UPDATED JAN 2017
I suppose collectively the images here represent a pod of whales.
My whittling is done using a pocket knife, and sandpaper. I sometimes use a round file on tails where there is risk of the wood breaking. In desperate situations, such as the first whale on this page, I had to resort to using a tomahawk to remove some of the excess timber, such was the hardness of the wood, but these measures are a rarity.
I like the lines of the Sperm Whale, plus unlike many other whales, they do not have long flippers so this suits the smaller wood pieces to which I have easy access – including old branches from trees in parks.
click to enlarge
The whale above was made for my youngest daughter’s 16th birthday. Sperm Whale from hardwood. 30+ hours work. 17cm long. I like the grain pattern and the opportunistically placed knot for the eye. Made use of a natural borer hole and sandstone pebble from local park to mount it.
This was a quicky little sperm whale. Only 5cm long. Again a fortunate knot allows him to see. From a bit of stick from the park…
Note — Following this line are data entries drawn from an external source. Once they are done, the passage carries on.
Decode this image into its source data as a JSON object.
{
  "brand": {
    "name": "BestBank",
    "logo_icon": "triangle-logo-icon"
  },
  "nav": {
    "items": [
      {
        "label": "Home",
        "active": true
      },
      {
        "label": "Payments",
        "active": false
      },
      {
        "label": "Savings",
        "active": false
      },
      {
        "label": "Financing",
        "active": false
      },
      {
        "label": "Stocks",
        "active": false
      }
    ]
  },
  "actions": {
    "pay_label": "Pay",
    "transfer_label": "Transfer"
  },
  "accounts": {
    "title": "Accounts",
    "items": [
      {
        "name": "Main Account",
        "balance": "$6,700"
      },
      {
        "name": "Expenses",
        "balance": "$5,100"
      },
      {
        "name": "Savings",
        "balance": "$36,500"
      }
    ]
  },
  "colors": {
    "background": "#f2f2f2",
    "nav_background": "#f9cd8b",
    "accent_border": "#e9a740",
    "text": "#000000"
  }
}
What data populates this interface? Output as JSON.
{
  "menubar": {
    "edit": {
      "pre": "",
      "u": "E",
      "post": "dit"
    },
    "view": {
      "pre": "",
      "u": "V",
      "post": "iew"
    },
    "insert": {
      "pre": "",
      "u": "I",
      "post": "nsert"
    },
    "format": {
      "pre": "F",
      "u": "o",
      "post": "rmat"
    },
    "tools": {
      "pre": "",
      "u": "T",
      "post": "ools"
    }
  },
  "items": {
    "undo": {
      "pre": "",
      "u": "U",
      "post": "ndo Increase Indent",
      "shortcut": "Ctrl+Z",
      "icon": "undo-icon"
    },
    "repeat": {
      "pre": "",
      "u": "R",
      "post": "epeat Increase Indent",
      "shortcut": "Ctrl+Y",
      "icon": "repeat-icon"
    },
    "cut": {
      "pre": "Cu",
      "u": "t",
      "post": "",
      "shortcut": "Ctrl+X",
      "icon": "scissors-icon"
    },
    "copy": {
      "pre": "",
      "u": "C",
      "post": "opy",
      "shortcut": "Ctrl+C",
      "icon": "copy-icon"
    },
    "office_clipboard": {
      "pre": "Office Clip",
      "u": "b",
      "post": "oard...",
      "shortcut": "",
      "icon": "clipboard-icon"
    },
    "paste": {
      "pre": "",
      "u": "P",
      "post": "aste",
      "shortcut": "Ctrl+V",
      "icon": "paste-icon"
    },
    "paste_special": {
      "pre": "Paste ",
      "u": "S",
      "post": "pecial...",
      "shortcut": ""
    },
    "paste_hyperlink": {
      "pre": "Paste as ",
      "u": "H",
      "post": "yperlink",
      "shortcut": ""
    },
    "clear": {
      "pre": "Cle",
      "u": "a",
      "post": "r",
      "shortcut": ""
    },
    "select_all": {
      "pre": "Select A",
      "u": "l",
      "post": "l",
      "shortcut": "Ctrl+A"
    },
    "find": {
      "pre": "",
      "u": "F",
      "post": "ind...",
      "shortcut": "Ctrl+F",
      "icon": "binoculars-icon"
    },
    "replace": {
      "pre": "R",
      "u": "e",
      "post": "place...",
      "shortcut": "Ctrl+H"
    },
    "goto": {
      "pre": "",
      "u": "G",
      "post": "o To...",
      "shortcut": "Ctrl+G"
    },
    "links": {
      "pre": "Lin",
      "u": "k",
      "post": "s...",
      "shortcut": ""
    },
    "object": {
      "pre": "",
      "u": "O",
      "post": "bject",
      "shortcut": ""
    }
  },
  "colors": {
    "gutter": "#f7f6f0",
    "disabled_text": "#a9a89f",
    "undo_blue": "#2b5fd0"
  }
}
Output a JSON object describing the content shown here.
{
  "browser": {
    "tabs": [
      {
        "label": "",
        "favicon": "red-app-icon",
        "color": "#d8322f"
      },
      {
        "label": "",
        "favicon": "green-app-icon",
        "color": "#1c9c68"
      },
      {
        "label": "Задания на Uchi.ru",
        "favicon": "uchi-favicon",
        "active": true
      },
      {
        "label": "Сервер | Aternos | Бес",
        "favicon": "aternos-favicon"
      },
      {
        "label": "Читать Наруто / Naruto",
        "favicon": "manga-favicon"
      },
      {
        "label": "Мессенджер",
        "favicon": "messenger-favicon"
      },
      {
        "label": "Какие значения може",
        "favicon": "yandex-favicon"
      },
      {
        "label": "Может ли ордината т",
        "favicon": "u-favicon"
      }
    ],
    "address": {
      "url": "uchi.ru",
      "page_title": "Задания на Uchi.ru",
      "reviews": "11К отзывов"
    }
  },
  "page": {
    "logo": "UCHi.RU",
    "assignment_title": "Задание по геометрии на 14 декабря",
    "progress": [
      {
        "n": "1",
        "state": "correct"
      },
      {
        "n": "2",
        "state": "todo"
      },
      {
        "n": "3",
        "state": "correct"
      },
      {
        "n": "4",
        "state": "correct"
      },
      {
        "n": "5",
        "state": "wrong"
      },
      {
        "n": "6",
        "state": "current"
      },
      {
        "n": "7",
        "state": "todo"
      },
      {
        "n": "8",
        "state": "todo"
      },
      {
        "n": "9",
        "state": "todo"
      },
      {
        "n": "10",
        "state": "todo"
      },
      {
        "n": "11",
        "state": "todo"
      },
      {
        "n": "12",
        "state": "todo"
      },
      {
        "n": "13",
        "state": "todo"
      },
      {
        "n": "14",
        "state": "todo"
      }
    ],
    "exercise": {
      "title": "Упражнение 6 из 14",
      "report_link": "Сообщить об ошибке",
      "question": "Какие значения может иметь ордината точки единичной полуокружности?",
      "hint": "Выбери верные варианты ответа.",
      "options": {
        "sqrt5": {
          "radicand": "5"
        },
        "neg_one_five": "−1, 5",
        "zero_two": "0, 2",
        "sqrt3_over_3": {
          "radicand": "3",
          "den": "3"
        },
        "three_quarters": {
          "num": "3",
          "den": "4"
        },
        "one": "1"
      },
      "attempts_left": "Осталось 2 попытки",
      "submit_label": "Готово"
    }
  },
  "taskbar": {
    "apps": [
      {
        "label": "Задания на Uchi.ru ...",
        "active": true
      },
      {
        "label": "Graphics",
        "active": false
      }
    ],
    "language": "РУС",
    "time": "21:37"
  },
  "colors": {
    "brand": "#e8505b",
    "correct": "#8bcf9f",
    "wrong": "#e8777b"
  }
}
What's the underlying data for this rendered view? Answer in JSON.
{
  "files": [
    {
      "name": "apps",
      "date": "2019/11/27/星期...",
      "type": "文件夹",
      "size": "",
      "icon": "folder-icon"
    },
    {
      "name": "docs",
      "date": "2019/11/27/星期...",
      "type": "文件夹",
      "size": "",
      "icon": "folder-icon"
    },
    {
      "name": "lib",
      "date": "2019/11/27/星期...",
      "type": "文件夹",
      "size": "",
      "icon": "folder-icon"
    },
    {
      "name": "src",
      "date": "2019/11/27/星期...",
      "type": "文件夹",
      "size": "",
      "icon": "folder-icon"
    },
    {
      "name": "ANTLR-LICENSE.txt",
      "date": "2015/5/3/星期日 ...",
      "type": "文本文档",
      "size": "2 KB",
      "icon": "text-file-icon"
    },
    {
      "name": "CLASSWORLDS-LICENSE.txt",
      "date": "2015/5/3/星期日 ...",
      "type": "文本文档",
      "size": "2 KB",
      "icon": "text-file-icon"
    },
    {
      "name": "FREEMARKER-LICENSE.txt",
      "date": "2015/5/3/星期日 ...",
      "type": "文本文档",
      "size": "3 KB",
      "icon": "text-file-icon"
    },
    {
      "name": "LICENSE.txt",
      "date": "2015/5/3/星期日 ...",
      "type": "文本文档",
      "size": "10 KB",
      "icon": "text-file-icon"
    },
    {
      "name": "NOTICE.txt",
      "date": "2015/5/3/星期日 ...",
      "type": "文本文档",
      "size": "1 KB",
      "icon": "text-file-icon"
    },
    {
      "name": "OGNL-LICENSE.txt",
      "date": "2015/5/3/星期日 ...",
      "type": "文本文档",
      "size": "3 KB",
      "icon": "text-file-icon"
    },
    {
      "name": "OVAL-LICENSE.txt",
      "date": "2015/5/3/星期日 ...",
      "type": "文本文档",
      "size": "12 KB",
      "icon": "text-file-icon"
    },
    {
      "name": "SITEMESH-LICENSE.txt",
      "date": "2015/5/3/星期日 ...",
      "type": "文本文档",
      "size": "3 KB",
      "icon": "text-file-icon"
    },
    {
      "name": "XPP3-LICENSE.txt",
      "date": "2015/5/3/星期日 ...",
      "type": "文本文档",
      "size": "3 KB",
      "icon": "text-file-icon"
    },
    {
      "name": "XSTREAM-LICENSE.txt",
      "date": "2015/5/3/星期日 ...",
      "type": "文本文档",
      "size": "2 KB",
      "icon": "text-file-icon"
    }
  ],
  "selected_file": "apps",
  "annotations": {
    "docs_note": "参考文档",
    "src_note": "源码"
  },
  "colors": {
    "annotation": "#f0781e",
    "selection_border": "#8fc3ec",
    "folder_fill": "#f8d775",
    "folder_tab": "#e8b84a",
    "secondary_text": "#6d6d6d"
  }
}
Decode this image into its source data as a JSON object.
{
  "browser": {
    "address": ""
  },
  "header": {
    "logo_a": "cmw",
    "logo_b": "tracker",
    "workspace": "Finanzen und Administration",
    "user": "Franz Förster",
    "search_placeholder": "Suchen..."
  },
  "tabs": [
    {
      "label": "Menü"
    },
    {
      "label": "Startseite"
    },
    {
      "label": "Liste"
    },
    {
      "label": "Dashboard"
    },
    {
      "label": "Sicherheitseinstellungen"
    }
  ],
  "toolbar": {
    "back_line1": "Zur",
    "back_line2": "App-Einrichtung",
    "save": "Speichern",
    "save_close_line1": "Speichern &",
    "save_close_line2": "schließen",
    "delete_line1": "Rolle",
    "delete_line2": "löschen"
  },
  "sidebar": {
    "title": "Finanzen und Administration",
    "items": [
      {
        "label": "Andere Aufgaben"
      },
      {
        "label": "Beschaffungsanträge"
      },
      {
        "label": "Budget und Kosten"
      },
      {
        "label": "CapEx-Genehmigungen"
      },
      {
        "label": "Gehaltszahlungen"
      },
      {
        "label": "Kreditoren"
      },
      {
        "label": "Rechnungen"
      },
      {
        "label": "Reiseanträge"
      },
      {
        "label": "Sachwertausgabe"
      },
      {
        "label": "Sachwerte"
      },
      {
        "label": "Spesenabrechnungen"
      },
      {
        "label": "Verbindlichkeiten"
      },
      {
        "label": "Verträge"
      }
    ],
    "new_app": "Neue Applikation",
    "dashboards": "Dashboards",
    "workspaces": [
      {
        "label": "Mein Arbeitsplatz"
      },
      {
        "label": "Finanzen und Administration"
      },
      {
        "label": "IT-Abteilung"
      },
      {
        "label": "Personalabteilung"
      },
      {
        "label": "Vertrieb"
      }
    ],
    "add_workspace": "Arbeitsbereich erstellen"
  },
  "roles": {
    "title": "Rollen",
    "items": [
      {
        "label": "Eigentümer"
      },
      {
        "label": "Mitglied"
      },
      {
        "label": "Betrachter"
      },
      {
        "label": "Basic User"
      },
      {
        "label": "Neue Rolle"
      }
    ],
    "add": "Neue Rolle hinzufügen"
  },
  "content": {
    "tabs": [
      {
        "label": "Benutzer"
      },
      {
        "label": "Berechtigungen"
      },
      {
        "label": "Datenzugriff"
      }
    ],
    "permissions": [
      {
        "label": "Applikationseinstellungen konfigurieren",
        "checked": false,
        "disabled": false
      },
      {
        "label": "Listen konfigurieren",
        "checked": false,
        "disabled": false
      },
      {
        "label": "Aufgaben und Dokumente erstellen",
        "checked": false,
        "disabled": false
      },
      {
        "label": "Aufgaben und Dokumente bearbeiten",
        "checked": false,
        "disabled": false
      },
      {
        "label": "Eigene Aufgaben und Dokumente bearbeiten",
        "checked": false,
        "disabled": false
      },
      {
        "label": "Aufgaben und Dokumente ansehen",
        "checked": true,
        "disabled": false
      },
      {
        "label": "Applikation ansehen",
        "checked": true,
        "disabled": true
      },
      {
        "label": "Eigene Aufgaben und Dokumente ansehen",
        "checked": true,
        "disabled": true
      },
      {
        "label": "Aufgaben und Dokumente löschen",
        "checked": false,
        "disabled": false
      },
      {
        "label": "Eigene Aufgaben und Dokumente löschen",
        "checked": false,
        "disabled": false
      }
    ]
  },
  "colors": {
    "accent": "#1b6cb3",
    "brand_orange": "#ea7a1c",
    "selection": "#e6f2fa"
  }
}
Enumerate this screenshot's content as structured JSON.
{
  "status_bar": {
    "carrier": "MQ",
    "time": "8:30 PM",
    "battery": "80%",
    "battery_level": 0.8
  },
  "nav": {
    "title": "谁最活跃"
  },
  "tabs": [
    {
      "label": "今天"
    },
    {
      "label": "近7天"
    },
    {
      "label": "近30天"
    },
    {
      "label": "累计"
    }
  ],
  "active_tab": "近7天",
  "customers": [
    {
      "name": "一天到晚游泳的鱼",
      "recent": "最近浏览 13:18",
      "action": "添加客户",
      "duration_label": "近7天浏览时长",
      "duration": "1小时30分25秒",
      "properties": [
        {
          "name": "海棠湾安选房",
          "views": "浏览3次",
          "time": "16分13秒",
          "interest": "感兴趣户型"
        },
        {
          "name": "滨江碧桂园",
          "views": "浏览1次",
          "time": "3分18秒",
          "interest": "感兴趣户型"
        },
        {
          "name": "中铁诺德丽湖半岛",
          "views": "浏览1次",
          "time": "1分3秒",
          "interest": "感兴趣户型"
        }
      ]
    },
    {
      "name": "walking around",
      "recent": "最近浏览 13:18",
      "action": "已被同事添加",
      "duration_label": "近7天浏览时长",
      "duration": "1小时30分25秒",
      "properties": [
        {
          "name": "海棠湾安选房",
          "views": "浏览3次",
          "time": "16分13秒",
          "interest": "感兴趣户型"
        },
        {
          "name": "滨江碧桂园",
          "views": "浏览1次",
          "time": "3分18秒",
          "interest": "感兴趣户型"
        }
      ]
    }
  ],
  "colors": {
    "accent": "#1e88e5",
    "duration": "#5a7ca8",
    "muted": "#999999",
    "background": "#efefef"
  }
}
Sperm Whale from willow found in park. 13cm long. A much easier whittling task. Permanently mounted on the stone.
Two sperm whales, Cyprus pine and willow wood. About 13cm long.
My take on a baby blue whale carved from Willow wood. Pectoral fins are a bit small. Just resting on wood for photographic purposes.
A smiling blue whale – interpretive piece. Carved from Olive wood. Took 30 hours.